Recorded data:
****************
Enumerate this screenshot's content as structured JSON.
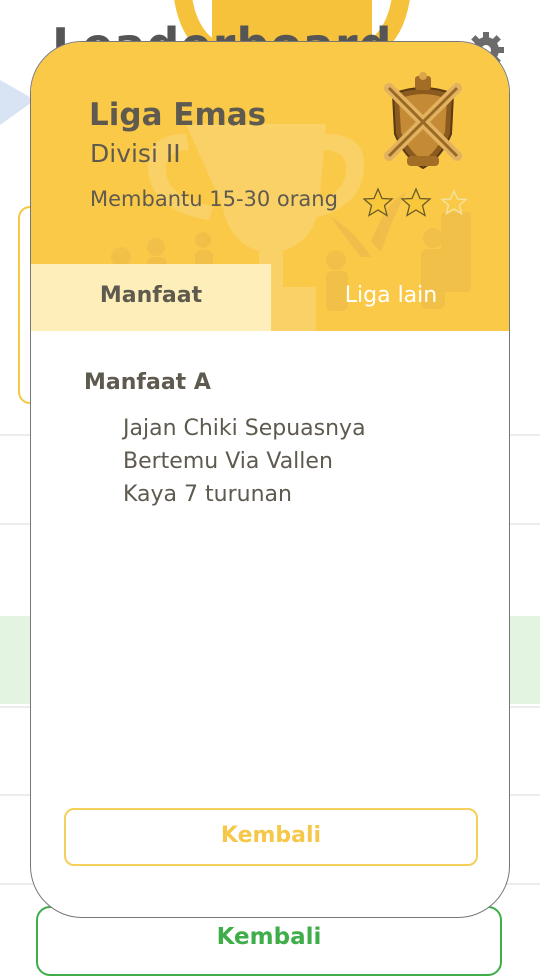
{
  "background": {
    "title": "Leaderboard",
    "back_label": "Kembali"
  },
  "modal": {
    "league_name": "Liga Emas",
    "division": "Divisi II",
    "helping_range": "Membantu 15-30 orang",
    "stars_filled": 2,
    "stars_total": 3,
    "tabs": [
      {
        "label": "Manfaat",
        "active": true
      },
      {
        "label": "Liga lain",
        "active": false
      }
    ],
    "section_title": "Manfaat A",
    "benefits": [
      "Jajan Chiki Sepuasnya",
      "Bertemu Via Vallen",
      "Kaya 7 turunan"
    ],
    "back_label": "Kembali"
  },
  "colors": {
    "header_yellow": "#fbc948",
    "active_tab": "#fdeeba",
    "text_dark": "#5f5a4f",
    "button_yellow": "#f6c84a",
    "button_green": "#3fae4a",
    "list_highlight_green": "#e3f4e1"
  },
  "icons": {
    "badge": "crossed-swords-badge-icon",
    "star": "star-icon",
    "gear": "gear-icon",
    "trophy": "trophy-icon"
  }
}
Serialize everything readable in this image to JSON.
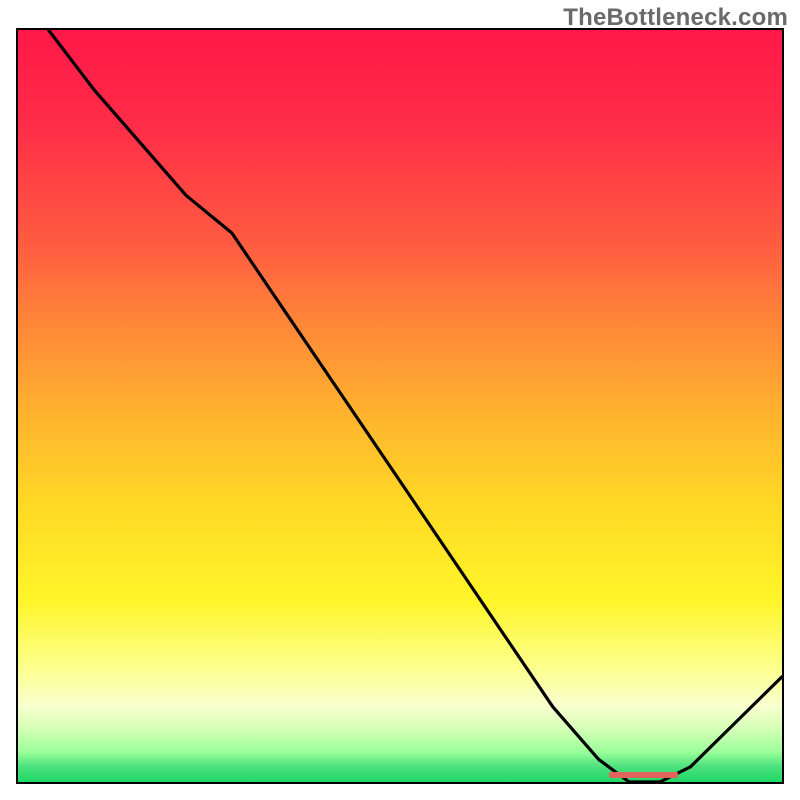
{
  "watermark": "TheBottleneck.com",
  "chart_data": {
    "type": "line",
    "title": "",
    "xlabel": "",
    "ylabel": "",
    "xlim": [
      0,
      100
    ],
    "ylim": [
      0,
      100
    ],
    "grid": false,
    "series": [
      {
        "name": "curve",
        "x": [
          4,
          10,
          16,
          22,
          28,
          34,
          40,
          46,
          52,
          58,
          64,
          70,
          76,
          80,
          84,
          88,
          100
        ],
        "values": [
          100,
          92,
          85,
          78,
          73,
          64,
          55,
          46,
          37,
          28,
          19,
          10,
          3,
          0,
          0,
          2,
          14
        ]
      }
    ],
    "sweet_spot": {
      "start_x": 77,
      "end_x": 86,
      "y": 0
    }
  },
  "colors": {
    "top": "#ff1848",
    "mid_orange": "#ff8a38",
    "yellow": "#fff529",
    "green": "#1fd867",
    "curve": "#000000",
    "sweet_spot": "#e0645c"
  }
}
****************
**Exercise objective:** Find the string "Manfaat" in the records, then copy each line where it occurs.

**Task response:**
        "label": "Manfaat",
    "section_title": "Manfaat A",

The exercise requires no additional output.